After five years of investing heavily online, more than 50% of SPLAT’s sales come from its online business in China. Witnessing that and facing the emerging vague of new retail in China, Igor immediately shifted his focus into how to connect offline sales with their online business in China better. According to him, even with the evasion of online landscape in China into people’s daily lives, young Chinese consumers still need to touch and see things to make purchasing decisions, which opens the era of new retail in China.
KOL marketing in China: the most powerful online tool for brands
At the very beginning of their online business in China, Igor and his team had tried and analyzed a lot of online marketing tools, including TV shopping, live shows on Taobao, video, platforms, etc. After countless trials and failures, they discovered that KOL marketing in China was the most effective online tool to grow their business.
According to Igor, to succeed in KOL marketing in China, brands need to understand clearly how the KOL model works because there are tens of thousands of KOLs in China. To get the most out of these KOLs, online businesses have to pay attention to the ROI and conversion rate of KOLs, not just their followers and revenues.
Moreover, brands need to identify which type of KOL marketing in China works best for them. Even though they work with an expensive KOL of 5 million followers, young Chinese consumers will know that this kind of big KOLs would promote any brand that pays them, their trust factor is actually smaller than those KOLs with 600,000 followers.
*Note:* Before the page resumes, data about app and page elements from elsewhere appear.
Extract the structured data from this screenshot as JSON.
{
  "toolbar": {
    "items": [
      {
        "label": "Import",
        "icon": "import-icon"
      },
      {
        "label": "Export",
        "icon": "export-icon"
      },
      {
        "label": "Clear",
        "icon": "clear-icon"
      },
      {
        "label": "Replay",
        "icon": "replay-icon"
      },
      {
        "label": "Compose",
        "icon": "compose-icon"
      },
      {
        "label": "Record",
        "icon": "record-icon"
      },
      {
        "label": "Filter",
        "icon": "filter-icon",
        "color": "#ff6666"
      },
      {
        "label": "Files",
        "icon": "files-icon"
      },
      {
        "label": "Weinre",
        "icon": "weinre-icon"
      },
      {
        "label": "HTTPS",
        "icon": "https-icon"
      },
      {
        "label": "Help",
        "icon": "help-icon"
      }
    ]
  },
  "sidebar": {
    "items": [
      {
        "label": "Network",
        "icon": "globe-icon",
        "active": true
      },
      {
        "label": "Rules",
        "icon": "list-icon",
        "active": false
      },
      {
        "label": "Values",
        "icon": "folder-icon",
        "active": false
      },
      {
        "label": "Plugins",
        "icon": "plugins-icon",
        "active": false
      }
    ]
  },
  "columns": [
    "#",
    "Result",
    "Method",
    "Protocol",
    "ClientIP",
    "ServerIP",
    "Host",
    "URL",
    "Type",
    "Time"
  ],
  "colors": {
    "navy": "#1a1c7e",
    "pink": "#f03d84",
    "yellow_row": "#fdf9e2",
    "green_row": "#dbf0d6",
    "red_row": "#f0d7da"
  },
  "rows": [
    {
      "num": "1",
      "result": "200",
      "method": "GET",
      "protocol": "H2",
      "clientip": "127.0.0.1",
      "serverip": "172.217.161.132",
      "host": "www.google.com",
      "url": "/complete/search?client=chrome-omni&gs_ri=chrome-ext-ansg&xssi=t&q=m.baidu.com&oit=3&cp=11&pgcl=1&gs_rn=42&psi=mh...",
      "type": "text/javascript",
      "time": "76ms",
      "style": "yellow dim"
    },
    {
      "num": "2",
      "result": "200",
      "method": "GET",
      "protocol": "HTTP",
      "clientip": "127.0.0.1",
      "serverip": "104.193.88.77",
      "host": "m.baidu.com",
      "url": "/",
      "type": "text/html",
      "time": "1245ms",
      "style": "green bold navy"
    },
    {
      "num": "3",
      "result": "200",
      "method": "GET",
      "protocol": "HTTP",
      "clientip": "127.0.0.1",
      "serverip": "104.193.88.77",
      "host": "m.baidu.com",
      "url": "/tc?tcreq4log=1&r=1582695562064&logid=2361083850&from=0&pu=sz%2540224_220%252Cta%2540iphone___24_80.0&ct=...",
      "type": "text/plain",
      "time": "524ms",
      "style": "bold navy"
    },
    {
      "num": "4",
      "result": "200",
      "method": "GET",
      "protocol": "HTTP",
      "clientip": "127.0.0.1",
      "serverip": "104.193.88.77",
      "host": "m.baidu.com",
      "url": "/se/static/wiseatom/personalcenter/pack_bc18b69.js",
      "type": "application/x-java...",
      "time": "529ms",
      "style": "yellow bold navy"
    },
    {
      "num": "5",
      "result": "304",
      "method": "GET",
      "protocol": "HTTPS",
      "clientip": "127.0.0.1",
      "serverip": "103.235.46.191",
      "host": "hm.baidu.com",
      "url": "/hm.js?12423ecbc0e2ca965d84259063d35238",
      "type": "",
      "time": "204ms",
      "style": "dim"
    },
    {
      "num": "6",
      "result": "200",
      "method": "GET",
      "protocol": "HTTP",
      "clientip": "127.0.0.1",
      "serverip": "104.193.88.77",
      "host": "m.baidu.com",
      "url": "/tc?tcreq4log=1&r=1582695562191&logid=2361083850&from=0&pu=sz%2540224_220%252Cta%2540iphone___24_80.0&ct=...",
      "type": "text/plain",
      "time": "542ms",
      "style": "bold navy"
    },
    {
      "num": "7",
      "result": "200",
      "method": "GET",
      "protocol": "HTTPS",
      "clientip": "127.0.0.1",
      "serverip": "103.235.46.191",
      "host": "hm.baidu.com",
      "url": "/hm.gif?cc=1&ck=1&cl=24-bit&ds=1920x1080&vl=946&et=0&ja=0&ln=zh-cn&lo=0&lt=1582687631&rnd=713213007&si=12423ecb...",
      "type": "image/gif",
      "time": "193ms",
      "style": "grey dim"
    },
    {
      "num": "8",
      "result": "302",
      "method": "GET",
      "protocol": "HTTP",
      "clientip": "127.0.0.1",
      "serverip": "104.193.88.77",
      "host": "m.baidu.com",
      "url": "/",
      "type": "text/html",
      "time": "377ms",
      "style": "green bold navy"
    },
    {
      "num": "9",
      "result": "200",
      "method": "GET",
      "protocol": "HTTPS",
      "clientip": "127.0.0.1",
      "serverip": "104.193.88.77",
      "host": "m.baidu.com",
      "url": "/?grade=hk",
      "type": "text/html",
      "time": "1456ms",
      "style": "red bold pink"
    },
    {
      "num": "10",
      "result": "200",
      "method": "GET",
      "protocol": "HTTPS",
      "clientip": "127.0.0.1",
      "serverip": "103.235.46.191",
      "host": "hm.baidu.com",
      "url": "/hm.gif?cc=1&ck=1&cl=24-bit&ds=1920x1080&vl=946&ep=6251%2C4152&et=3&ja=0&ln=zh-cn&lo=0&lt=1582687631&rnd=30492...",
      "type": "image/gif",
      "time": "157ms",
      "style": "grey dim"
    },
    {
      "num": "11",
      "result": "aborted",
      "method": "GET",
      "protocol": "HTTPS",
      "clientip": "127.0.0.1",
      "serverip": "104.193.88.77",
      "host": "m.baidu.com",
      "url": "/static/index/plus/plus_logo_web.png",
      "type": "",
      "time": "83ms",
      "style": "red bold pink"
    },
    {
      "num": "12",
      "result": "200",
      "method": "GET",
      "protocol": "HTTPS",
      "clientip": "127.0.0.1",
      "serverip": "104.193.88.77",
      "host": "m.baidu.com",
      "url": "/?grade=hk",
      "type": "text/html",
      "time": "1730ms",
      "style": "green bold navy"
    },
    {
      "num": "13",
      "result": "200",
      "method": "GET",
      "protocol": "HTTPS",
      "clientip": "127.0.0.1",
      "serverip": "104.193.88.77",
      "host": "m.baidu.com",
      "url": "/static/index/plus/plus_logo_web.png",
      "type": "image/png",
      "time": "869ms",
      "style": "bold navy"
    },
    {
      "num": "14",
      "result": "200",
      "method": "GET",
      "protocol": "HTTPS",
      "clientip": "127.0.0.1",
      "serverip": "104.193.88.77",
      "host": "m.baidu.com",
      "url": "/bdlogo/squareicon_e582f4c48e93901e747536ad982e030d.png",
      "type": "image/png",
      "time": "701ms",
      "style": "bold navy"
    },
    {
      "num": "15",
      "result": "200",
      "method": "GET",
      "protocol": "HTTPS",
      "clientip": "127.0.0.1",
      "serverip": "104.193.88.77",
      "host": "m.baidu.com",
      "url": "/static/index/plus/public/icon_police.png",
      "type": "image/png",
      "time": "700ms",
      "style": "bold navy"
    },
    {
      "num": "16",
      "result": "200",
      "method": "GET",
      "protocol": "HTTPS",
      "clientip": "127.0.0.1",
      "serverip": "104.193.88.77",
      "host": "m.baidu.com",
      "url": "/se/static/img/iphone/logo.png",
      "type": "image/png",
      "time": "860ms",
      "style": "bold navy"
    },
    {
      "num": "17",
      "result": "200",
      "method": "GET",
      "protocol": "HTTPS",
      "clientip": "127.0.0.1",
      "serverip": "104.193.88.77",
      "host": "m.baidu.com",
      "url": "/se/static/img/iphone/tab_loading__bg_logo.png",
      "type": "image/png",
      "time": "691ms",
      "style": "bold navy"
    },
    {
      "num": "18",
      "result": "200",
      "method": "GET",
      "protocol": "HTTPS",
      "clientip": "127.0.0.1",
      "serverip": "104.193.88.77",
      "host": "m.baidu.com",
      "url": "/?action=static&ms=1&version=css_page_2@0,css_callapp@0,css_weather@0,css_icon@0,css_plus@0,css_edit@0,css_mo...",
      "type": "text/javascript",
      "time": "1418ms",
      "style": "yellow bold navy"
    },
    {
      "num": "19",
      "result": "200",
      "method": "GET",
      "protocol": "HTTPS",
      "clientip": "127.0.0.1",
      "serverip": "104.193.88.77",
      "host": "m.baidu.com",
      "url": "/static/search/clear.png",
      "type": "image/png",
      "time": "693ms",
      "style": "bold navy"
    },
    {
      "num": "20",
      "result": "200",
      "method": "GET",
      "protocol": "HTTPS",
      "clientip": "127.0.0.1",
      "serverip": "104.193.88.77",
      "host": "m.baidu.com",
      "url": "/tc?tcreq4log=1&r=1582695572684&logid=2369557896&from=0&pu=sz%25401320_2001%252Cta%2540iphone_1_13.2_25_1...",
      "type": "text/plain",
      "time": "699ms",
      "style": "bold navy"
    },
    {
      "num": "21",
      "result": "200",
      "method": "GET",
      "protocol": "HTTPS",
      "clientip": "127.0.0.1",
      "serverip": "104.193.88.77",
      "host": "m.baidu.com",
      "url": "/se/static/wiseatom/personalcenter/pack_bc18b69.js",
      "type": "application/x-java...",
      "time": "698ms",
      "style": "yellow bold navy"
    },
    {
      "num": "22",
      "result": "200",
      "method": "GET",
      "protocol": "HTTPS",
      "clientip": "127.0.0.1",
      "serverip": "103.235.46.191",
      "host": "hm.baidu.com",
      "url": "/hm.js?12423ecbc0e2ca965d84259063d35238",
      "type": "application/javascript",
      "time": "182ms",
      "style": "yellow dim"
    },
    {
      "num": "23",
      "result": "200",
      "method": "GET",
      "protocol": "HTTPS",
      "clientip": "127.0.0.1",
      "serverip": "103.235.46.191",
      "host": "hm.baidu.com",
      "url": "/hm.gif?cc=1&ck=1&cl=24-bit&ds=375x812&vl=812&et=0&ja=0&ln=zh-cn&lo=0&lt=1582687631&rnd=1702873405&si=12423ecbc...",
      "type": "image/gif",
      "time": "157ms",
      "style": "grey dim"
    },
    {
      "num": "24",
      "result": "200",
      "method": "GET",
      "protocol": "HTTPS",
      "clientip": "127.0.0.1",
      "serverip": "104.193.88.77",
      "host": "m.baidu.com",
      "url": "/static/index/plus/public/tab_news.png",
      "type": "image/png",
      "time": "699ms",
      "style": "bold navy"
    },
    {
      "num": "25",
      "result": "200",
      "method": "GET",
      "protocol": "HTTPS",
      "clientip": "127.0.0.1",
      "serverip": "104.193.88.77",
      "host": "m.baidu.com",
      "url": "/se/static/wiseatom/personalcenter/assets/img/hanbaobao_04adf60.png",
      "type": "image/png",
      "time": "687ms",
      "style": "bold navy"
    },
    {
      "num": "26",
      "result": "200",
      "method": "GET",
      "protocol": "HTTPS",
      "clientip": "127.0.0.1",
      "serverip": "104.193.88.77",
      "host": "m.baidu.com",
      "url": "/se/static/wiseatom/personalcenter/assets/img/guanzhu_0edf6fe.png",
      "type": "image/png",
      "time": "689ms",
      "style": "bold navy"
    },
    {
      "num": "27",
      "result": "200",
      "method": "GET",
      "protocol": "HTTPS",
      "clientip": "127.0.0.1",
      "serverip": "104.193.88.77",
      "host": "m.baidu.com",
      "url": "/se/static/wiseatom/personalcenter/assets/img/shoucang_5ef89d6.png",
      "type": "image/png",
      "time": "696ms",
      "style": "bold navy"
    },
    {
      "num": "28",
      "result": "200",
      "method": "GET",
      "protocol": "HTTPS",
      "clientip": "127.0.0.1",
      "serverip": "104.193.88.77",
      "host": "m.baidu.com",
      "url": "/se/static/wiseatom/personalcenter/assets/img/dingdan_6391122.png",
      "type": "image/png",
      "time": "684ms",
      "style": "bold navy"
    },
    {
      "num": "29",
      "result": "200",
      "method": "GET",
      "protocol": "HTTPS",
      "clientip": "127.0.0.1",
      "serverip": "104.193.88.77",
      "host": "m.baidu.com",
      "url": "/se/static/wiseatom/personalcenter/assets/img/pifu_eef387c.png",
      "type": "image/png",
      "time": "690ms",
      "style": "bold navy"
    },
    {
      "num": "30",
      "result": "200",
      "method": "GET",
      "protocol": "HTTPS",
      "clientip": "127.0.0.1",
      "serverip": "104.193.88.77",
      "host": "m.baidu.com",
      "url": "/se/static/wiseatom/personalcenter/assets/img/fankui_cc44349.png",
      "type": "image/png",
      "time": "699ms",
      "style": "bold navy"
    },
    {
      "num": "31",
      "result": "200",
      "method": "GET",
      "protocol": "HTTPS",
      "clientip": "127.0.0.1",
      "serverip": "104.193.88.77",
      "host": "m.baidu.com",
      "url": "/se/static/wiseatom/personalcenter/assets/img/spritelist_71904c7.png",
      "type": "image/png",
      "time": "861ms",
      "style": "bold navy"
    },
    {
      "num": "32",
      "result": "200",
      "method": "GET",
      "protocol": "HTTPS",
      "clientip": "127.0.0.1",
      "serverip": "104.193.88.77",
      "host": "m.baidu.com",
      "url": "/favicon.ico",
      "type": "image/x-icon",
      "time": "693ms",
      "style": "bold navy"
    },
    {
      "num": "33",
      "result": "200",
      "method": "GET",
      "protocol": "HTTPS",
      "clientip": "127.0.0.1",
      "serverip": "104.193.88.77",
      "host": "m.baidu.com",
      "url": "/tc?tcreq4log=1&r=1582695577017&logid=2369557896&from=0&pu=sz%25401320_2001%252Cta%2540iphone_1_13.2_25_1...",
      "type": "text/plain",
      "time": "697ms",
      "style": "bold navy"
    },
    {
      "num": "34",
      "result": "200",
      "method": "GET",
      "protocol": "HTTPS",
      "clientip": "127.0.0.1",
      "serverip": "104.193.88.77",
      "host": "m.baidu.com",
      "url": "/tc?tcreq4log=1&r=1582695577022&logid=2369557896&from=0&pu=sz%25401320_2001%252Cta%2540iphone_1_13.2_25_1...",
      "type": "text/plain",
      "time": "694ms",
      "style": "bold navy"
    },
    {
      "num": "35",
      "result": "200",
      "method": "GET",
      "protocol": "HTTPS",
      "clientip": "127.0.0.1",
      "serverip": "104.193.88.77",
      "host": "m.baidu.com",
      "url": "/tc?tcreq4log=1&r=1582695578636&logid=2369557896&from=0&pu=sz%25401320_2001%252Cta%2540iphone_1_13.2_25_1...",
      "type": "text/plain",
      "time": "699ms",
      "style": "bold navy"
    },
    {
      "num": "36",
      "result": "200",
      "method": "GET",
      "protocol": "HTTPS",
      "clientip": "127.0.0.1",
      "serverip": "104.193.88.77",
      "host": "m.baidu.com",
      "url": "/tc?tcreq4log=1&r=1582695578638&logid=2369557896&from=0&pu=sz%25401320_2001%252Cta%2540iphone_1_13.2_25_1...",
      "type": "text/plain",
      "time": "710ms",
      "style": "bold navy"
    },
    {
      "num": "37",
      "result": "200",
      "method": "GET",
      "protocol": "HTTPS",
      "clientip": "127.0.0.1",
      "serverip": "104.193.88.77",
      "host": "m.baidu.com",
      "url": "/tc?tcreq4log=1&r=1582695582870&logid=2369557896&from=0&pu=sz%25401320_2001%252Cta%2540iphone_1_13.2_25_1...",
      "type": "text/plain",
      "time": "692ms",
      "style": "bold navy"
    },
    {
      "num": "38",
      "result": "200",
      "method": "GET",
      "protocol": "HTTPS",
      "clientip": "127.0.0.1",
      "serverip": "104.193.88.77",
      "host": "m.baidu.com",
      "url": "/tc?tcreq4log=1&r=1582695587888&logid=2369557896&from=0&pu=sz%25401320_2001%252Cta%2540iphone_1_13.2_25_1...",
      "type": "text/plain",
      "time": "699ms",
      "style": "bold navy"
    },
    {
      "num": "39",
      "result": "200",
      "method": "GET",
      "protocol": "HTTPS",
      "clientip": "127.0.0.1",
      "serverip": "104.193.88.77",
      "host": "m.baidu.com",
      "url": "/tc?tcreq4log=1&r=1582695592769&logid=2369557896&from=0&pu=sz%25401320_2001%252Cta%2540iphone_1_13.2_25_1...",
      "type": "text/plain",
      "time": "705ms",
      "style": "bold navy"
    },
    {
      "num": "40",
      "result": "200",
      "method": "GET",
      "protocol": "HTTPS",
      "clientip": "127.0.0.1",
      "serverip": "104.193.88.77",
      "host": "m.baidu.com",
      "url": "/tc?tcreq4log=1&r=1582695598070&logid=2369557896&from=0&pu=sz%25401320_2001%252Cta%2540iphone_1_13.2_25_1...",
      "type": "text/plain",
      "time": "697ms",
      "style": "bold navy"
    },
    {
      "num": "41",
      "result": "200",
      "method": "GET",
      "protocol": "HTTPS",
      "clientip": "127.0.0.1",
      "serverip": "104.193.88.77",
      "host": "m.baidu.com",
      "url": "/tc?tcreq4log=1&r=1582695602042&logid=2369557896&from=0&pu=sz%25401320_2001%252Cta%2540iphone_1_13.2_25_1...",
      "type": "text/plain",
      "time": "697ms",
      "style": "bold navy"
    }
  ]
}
“Don’t think that you can just use KOL marketing in China and these KOLs will spread everything for you. You need to find the right guy and keep information and content relevant for your particular platform.”